Architecture & Real Estate | September 5, 2021 3:44 pm

Could the Country’s Next Great City Be Fully Sustainable?

The ambitious plan behind Telosa

Telosa
Bjark Ingels Group's design for the city of Telosa.
Telosa

Is it possible to build a city where previously there was only uninhabited land? It’s one thing to watch an existing town or city turn into a substantial urban center — the history of Las Vegas comes to mind in that respect. But for every case like Brasilia, there are other urban spaces that never got off the ground, such as a city once slated to be built in New Jersey’s Pine Barrens.

Don’t tell that to Marc Lore, the founder of Jet.com and the co-founder of Quidsi. His new project involves the creation of a sustainable city somewhere in the United States — and he’s brought an impressive architecture firm on board for the planning stages. At Robb Report, Bryan Hood has more details on the planned city, to be called Telosa.

Architect Bjarke Ingels and his firm, Bjarke Ingels Group, are working on designs for Telosa. Ingels has worked on a host of interesting projects over the years, including a development in New York City to mitigate flood development, Google’s headquarters and the Danish National Maritime Museum.
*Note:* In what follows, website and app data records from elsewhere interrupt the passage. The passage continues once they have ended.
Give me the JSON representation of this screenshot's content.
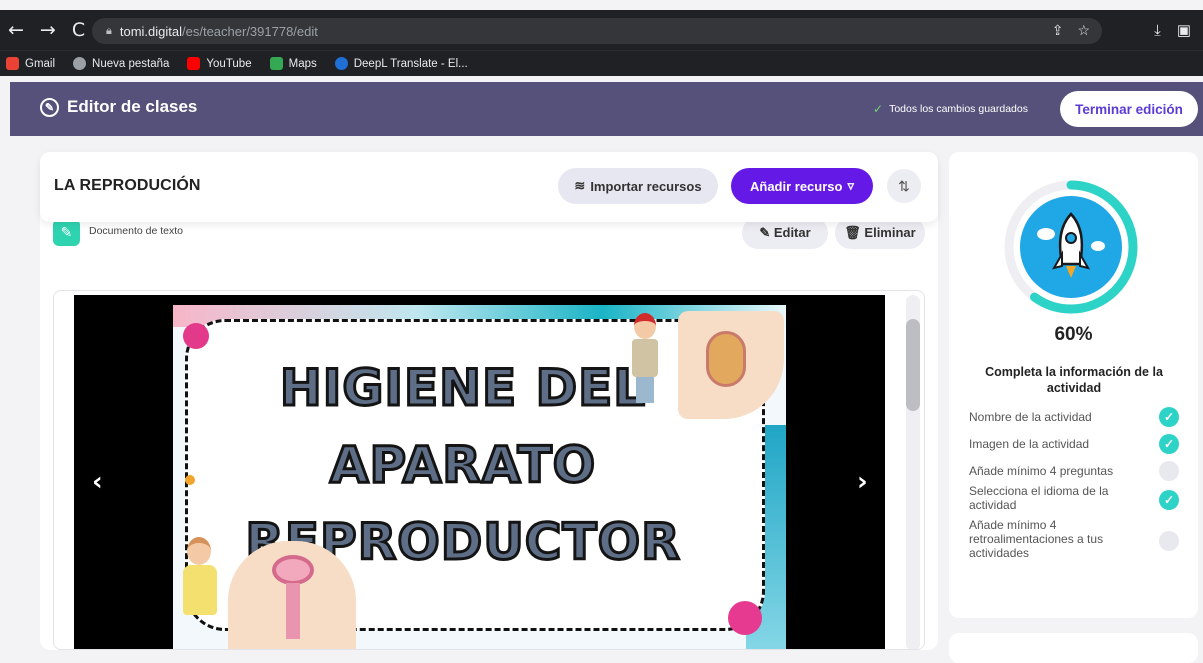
{
  "browser": {
    "url_host": "tomi.digital",
    "url_path": "/es/teacher/391778/edit",
    "bookmarks": [
      {
        "label": "Gmail",
        "color": "#ea4335"
      },
      {
        "label": "Nueva pestaña",
        "color": "#9aa0a6"
      },
      {
        "label": "YouTube",
        "color": "#ff0000"
      },
      {
        "label": "Maps",
        "color": "#34a853"
      },
      {
        "label": "DeepL Translate - El...",
        "color": "#0f2b46"
      }
    ]
  },
  "header": {
    "title": "Editor de clases",
    "saved_status": "Todos los cambios guardados",
    "finish_label": "Terminar edición"
  },
  "lesson": {
    "title": "LA REPRODUCIÓN",
    "import_label": "Importar recursos",
    "add_label": "Añadir recurso",
    "resource_type": "Documento de texto",
    "edit_label": "Editar",
    "delete_label": "Eliminar"
  },
  "slide": {
    "line1": "HIGIENE DEL",
    "line2": "APARATO",
    "line3": "REPRODUCTOR"
  },
  "progress": {
    "percent_label": "60%",
    "percent_value": 0.6,
    "accent": "#2ed3c8",
    "requirements_title": "Completa la información de la actividad",
    "items": [
      {
        "label": "Nombre de la actividad",
        "done": true
      },
      {
        "label": "Imagen de la actividad",
        "done": true
      },
      {
        "label": "Añade mínimo 4 preguntas",
        "done": false
      },
      {
        "label": "Selecciona el idioma de la actividad",
        "done": true
      },
      {
        "label": "Añade mínimo 4 retroalimentaciones a tus actividades",
        "done": false
      }
    ]
  }
}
The City of Telosa’s website lists some of the goals for the project — including a population of between one and five million people and a level of density comparable to San Francisco. As for the specific location, the website mentions that they are currently looking into spaces in Nevada, Utah, Idaho, Arizona, Texas and the Appalachian Region. If all goes according to plan, the city’s first 50,000 residents could be living there in 2030.
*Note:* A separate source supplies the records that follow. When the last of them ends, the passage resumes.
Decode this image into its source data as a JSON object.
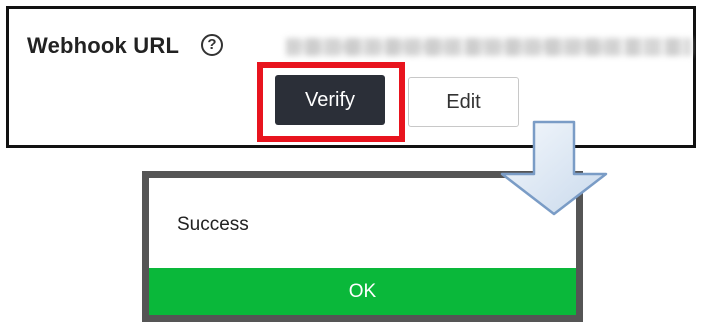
{
  "webhook": {
    "label": "Webhook URL",
    "help_glyph": "?",
    "url_value": "https://api.example-bot.io/webhook/callback"
  },
  "actions": {
    "verify_label": "Verify",
    "edit_label": "Edit"
  },
  "dialog": {
    "message": "Success",
    "ok_label": "OK"
  },
  "colors": {
    "highlight": "#e8141e",
    "verify_bg": "#2b2f38",
    "ok_bg": "#0ab83a",
    "arrow_fill": "#dfe9f5",
    "arrow_stroke": "#7a9cc6"
  },
  "icons": {
    "help": "help-circle-icon",
    "arrow": "down-arrow-icon"
  }
}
The economics of how this all works is a system called Equitism, which the city’s website describes as “inclusive growth.” More specifically, this involves having the city’s land owned by a community trust, which could then be reinvested in comprehensive social services. Or, as Telosa’s website puts it, “since the community is the primary growth driver of land values, it seems fair that the community should benefit from the increase in land prices.”
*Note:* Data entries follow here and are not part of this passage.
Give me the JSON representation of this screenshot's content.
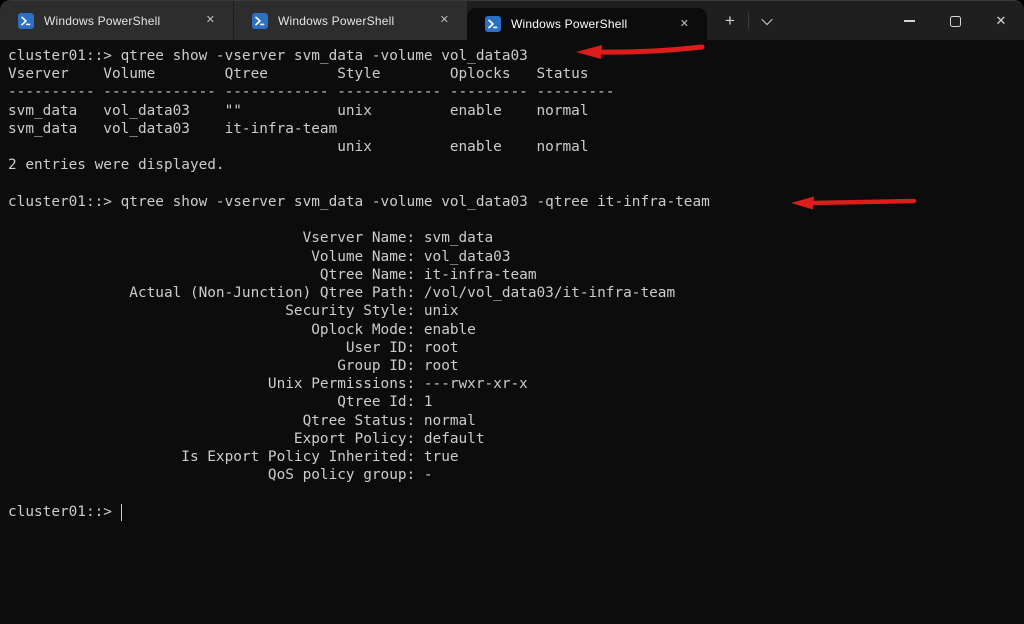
{
  "window": {
    "tabs": [
      {
        "title": "Windows PowerShell",
        "active": false
      },
      {
        "title": "Windows PowerShell",
        "active": false
      },
      {
        "title": "Windows PowerShell",
        "active": true
      }
    ],
    "icons": {
      "powershell": "blue rounded square with white >_ prompt",
      "tab_close": "✕",
      "new_tab": "+",
      "dropdown": "chevron-down",
      "minimize": "thin horizontal bar",
      "maximize": "outlined square",
      "window_close": "✕"
    }
  },
  "terminal": {
    "lines_before_details": [
      "cluster01::> qtree show -vserver svm_data -volume vol_data03",
      "Vserver    Volume        Qtree        Style        Oplocks   Status",
      "---------- ------------- ------------ ------------ --------- ---------",
      "svm_data   vol_data03    \"\"           unix         enable    normal",
      "svm_data   vol_data03    it-infra-team",
      "                                      unix         enable    normal",
      "2 entries were displayed.",
      "",
      "cluster01::> qtree show -vserver svm_data -volume vol_data03 -qtree it-infra-team",
      ""
    ],
    "details": {
      "colon_column": 46,
      "rows": [
        {
          "label": "Vserver Name",
          "value": "svm_data"
        },
        {
          "label": "Volume Name",
          "value": "vol_data03"
        },
        {
          "label": "Qtree Name",
          "value": "it-infra-team"
        },
        {
          "label": "Actual (Non-Junction) Qtree Path",
          "value": "/vol/vol_data03/it-infra-team"
        },
        {
          "label": "Security Style",
          "value": "unix"
        },
        {
          "label": "Oplock Mode",
          "value": "enable"
        },
        {
          "label": "User ID",
          "value": "root"
        },
        {
          "label": "Group ID",
          "value": "root"
        },
        {
          "label": "Unix Permissions",
          "value": "---rwxr-xr-x"
        },
        {
          "label": "Qtree Id",
          "value": "1"
        },
        {
          "label": "Qtree Status",
          "value": "normal"
        },
        {
          "label": "Export Policy",
          "value": "default"
        },
        {
          "label": "Is Export Policy Inherited",
          "value": "true"
        },
        {
          "label": "QoS policy group",
          "value": "-"
        }
      ]
    },
    "lines_after_details": [
      ""
    ],
    "prompt": "cluster01::> "
  },
  "annotations": {
    "arrow_color": "#de1c1c",
    "arrows": [
      {
        "points_at": "first qtree show command",
        "direction": "left"
      },
      {
        "points_at": "second qtree show command",
        "direction": "left"
      }
    ]
  },
  "colors": {
    "terminal_bg": "#0c0c0c",
    "terminal_fg": "#cccccc",
    "titlebar_bg": "#1f1f1f",
    "tab_inactive": "#2d2d2d",
    "tab_active": "#0c0c0c",
    "arrow_red": "#de1c1c",
    "ps_blue": "#2b70c4"
  }
}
It’s a fascinating model, and one which could change a lot of aspects of modern urban living for the better. And with 2030 not that far off, we’ll have a sense of how well this plan might work before long.